On unconditional love

We do not really believe in unconditional love. We may believe that unconditional love is theoretically possible, but, if it does exist, it is only for some mythical perfect version of ourselves of which we continue to fall short. The truth is that we find it hard to love and accept ourselves with all our short-comings. We presume because we find ourselves to be less than lovable, that God also does the same. This idea is reinforced by judgmental faith communities.

As George Bernard Shaw once said – God made us in God’s image and we have been returning the favour ever since. This is absolutely true, we do create God in our own image, but this human-patterned version of God is a gross distortion of the reality. If unconditional love does exist, it must be unconditional. God must love us regardless of what we do. God must love us as we are today, with all the complexity and imperfection and failure that we carry. God must love us, even when we are disappointed in ourselves, even when we find it almost impossible to face ourselves, let alone love ourselves. This is not to suggest that God may not be disappointed by some of the things we choose, or that God may not experience profound sadness at some of ways we treat each other. But, God loves us nonetheless. The gospels are littered with examples of Jesus acting in precisely this way – choosing to engage in a caring and loving manner with those who, through their actions or lifestyle, have been found wanting by the faith community.

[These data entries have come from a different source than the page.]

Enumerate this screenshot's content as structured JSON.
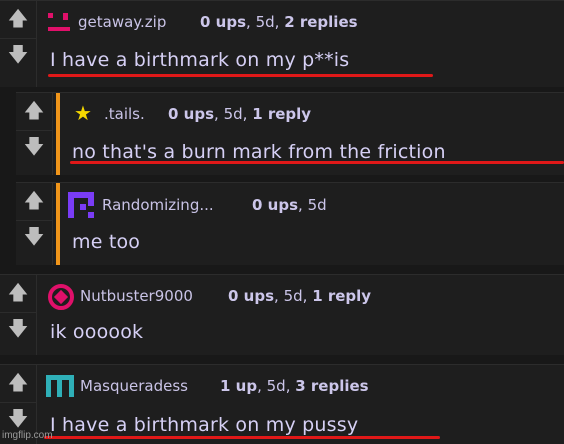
{
  "comments": [
    {
      "username": "getaway.zip",
      "ups": "0 ups",
      "time": "5d",
      "replies": "2 replies",
      "text": "I have a birthmark on my p**is"
    },
    {
      "username": ".tails.",
      "ups": "0 ups",
      "time": "5d",
      "replies": "1 reply",
      "text": "no that's a burn mark from the friction"
    },
    {
      "username": "Randomizing...",
      "ups": "0 ups",
      "time": "5d",
      "text": "me too"
    },
    {
      "username": "Nutbuster9000",
      "ups": "0 ups",
      "time": "5d",
      "replies": "1 reply",
      "text": "ik oooook"
    },
    {
      "username": "Masqueradess",
      "ups": "1 up",
      "time": "5d",
      "replies": "3 replies",
      "text": "I have a birthmark on my pussy"
    }
  ],
  "icons": {
    "upvote": "arrow-up-icon",
    "downvote": "arrow-down-icon"
  },
  "colors": {
    "thread_bar": "#f0951a",
    "underline": "#e01818",
    "background": "#181818"
  },
  "watermark": "imgflip.com"
}
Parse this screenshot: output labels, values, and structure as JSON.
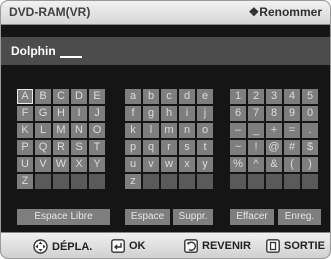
{
  "header": {
    "title": "DVD-RAM(VR)",
    "rename": "❖Renommer"
  },
  "input": {
    "value": "Dolphin"
  },
  "keys": {
    "upper": [
      [
        "A",
        "B",
        "C",
        "D",
        "E"
      ],
      [
        "F",
        "G",
        "H",
        "I",
        "J"
      ],
      [
        "K",
        "L",
        "M",
        "N",
        "O"
      ],
      [
        "P",
        "Q",
        "R",
        "S",
        "T"
      ],
      [
        "U",
        "V",
        "W",
        "X",
        "Y"
      ],
      [
        "Z",
        "",
        "",
        "",
        ""
      ]
    ],
    "lower": [
      [
        "a",
        "b",
        "c",
        "d",
        "e"
      ],
      [
        "f",
        "g",
        "h",
        "i",
        "j"
      ],
      [
        "k",
        "l",
        "m",
        "n",
        "o"
      ],
      [
        "p",
        "q",
        "r",
        "s",
        "t"
      ],
      [
        "u",
        "v",
        "w",
        "x",
        "y"
      ],
      [
        "z",
        "",
        "",
        "",
        ""
      ]
    ],
    "symbols": [
      [
        "1",
        "2",
        "3",
        "4",
        "5"
      ],
      [
        "6",
        "7",
        "8",
        "9",
        "0"
      ],
      [
        "–",
        "_",
        "+",
        "=",
        "."
      ],
      [
        "~",
        "!",
        "@",
        "#",
        "$"
      ],
      [
        "%",
        "^",
        "&",
        "(",
        ")"
      ],
      [
        "",
        "",
        "",
        "",
        ""
      ]
    ],
    "selected": "A"
  },
  "actions": {
    "space_free": "Espace Libre",
    "space": "Espace",
    "delete": "Suppr.",
    "clear": "Effacer",
    "save": "Enreg."
  },
  "footer": {
    "move": "DÉPLA.",
    "ok": "OK",
    "back": "REVENIR",
    "exit": "SORTIE"
  }
}
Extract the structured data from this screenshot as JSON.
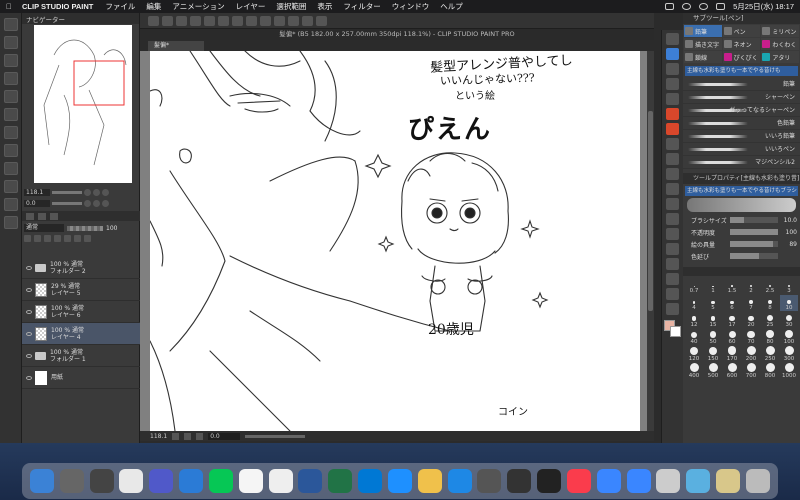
{
  "menubar": {
    "app_name": "CLIP STUDIO PAINT",
    "items": [
      "ファイル",
      "編集",
      "アニメーション",
      "レイヤー",
      "選択範囲",
      "表示",
      "フィルター",
      "ウィンドウ",
      "ヘルプ"
    ],
    "clock": "5月25日(水) 18:17"
  },
  "navigator": {
    "tab_label": "ナビゲーター",
    "zoom": "118.1",
    "rotate": "0.0"
  },
  "layers_panel": {
    "blend_mode": "通常",
    "opacity": "100",
    "layers": [
      {
        "line1": "100 % 通常",
        "line2": "フォルダー 2",
        "kind": "folder",
        "selected": false
      },
      {
        "line1": "29 % 通常",
        "line2": "レイヤー 5",
        "kind": "raster",
        "selected": false
      },
      {
        "line1": "100 % 通常",
        "line2": "レイヤー 6",
        "kind": "raster",
        "selected": false
      },
      {
        "line1": "100 % 通常",
        "line2": "レイヤー 4",
        "kind": "raster",
        "selected": true
      },
      {
        "line1": "100 % 通常",
        "line2": "フォルダー 1",
        "kind": "folder",
        "selected": false
      },
      {
        "line1": "",
        "line2": "用紙",
        "kind": "paper",
        "selected": false
      }
    ]
  },
  "document": {
    "title": "髪偏* (B5 182.00 x 257.00mm 350dpi 118.1%) - CLIP STUDIO PAINT PRO",
    "tab_label": "髪偏*"
  },
  "canvas_text": {
    "note_line1": "髪型アレンジ普やしてし",
    "note_line2": "いいんじゃない???",
    "note_line3": "という絵",
    "pien": "ぴえん",
    "age": "20歳児",
    "coin": "コイン"
  },
  "status_bar": {
    "zoom": "118.1",
    "rotation": "0.0"
  },
  "sub_tool": {
    "header": "サブツール[ペン]",
    "tabs": [
      {
        "label": "鉛筆",
        "active": true,
        "tone": "plain"
      },
      {
        "label": "ペン",
        "active": false,
        "tone": "plain"
      },
      {
        "label": "ミリペン",
        "active": false,
        "tone": "plain"
      },
      {
        "label": "描き文字",
        "active": false,
        "tone": "plain"
      },
      {
        "label": "ネオン",
        "active": false,
        "tone": "plain"
      },
      {
        "label": "わくわく",
        "active": false,
        "tone": "pink"
      },
      {
        "label": "鎖線",
        "active": false,
        "tone": "plain"
      },
      {
        "label": "ぴくぴく",
        "active": false,
        "tone": "pink"
      },
      {
        "label": "アタリ",
        "active": false,
        "tone": "teal"
      }
    ],
    "selected_brush": "主線も水彩も塗りも一本でやる昔けも",
    "brushes": [
      "鉛筆",
      "シャーペン",
      "ガッってなるシャーペン",
      "色鉛筆",
      "いいろ鉛筆",
      "いいろペン",
      "マジペンシル2"
    ]
  },
  "tool_property": {
    "header": "ツールプロパティ[主線も水彩も塗り昔]",
    "brush_name": "主線も水彩も塗りも一本でやる昔けもブラシ",
    "rows": [
      {
        "label": "ブラシサイズ",
        "value": "10.0",
        "fill": 0.3
      },
      {
        "label": "不透明度",
        "value": "100",
        "fill": 1.0
      },
      {
        "label": "絵の具量",
        "value": "89",
        "fill": 0.89
      },
      {
        "label": "色延び",
        "value": "",
        "fill": 0.6
      }
    ]
  },
  "brush_size": {
    "sizes": [
      "0.7",
      "1",
      "1.5",
      "2",
      "2.5",
      "3",
      "4",
      "5",
      "6",
      "7",
      "8",
      "10",
      "12",
      "15",
      "17",
      "20",
      "25",
      "30",
      "40",
      "50",
      "60",
      "70",
      "80",
      "100",
      "120",
      "150",
      "170",
      "200",
      "250",
      "300",
      "400",
      "500",
      "600",
      "700",
      "800",
      "1000"
    ],
    "selected": "10"
  },
  "colors": {
    "main": "#e8b4a4",
    "sub": "#ffffff",
    "accent": "#3b6fb0"
  }
}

This is not to say that sin in not real or is not problematic. It is not to say that we don’t need to responsibility for the things we do which are less than loving. But we will get much further we allow ourselves to be loved. When we do catch glimpses of the love of God, which encompasses the whole of our being – the bits we celebrate and the bits we would rather hide – it enables us to see that none of us is wholly good or wholly bad. We all sit somewhere along that continuum. That realisation and acknowledgement is the first step towards real compassion. Both for ourselves and for others.

Leave a Reply

Your email address will not be published. Required fields are marked *